§ **Action item**
Every line of the records that holds the word "있습니다" should be copied.

[Dataset records]
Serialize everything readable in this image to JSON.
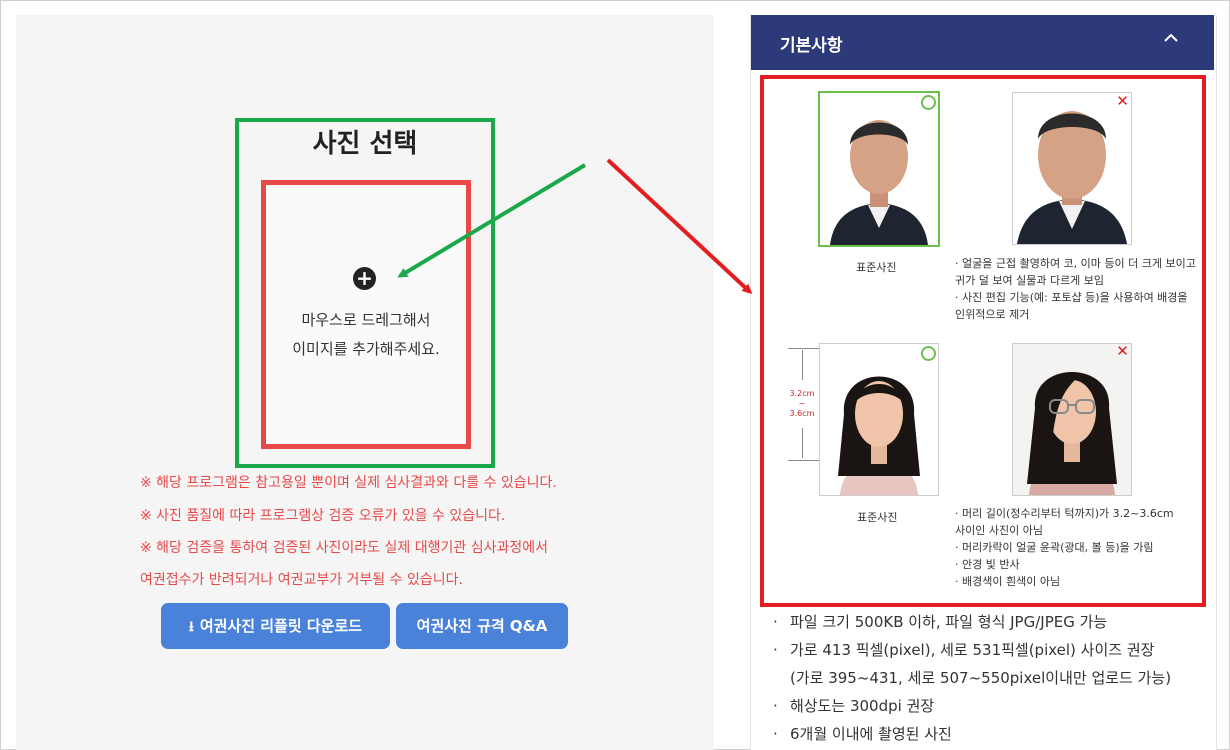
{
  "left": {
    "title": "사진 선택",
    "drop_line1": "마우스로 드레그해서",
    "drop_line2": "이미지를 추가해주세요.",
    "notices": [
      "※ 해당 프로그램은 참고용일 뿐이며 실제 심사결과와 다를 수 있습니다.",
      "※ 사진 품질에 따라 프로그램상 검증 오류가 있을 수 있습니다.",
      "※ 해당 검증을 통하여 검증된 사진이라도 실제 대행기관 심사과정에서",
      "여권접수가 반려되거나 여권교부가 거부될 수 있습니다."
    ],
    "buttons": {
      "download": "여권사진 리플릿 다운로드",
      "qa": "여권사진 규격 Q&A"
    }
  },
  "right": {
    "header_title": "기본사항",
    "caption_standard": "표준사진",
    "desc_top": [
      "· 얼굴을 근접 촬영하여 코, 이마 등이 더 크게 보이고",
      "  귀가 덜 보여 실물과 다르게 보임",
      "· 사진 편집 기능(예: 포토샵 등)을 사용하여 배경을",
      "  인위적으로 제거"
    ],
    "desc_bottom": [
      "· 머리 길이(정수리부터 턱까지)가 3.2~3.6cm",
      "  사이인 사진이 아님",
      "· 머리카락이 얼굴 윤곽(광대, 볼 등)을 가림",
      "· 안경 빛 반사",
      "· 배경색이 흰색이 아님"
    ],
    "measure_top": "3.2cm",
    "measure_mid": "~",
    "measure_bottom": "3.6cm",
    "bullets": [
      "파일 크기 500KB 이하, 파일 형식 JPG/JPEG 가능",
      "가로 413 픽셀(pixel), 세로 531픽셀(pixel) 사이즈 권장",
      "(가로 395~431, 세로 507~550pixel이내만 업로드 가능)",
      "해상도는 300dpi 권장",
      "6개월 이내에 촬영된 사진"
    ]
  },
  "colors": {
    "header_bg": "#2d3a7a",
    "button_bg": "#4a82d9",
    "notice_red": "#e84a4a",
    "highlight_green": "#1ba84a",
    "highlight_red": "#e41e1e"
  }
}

§ **Task output**
      "※ 해당 프로그램은 참고용일 뿐이며 실제 심사결과와 다를 수 있습니다.",
      "※ 사진 품질에 따라 프로그램상 검증 오류가 있을 수 있습니다.",
      "여권접수가 반려되거나 여권교부가 거부될 수 있습니다."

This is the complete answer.